[RECORD EXTRACTS]

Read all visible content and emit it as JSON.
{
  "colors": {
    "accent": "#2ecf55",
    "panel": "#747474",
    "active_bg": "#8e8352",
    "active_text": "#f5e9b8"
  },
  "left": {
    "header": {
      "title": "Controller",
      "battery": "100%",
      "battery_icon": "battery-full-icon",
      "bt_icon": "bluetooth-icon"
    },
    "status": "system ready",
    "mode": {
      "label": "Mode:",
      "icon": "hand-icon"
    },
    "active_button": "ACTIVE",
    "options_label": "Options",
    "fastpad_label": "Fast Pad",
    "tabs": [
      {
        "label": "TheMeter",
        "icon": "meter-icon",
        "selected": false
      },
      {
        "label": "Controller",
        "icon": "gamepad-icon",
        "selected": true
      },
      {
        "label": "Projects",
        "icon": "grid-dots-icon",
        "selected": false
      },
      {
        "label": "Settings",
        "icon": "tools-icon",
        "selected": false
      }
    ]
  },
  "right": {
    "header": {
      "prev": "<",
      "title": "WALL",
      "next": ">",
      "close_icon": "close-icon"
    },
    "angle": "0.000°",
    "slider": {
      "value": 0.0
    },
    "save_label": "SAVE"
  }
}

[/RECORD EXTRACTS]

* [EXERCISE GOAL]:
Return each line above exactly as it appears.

* [TASK OUTPUT]:
Read all visible content and emit it as JSON.
{
  "colors": {
    "accent": "#2ecf55",
    "panel": "#747474",
    "active_bg": "#8e8352",
    "active_text": "#f5e9b8"
  },
  "left": {
    "header": {
      "title": "Controller",
      "battery": "100%",
      "battery_icon": "battery-full-icon",
      "bt_icon": "bluetooth-icon"
    },
    "status": "system ready",
    "mode": {
      "label": "Mode:",
      "icon": "hand-icon"
    },
    "active_button": "ACTIVE",
    "options_label": "Options",
    "fastpad_label": "Fast Pad",
    "tabs": [
      {
        "label": "TheMeter",
        "icon": "meter-icon",
        "selected": false
      },
      {
        "label": "Controller",
        "icon": "gamepad-icon",
        "selected": true
      },
      {
        "label": "Projects",
        "icon": "grid-dots-icon",
        "selected": false
      },
      {
        "label": "Settings",
        "icon": "tools-icon",
        "selected": false
      }
    ]
  },
  "right": {
    "header": {
      "prev": "<",
      "title": "WALL",
      "next": ">",
      "close_icon": "close-icon"
    },
    "angle": "0.000°",
    "slider": {
      "value": 0.0
    },
    "save_label": "SAVE"
  }
}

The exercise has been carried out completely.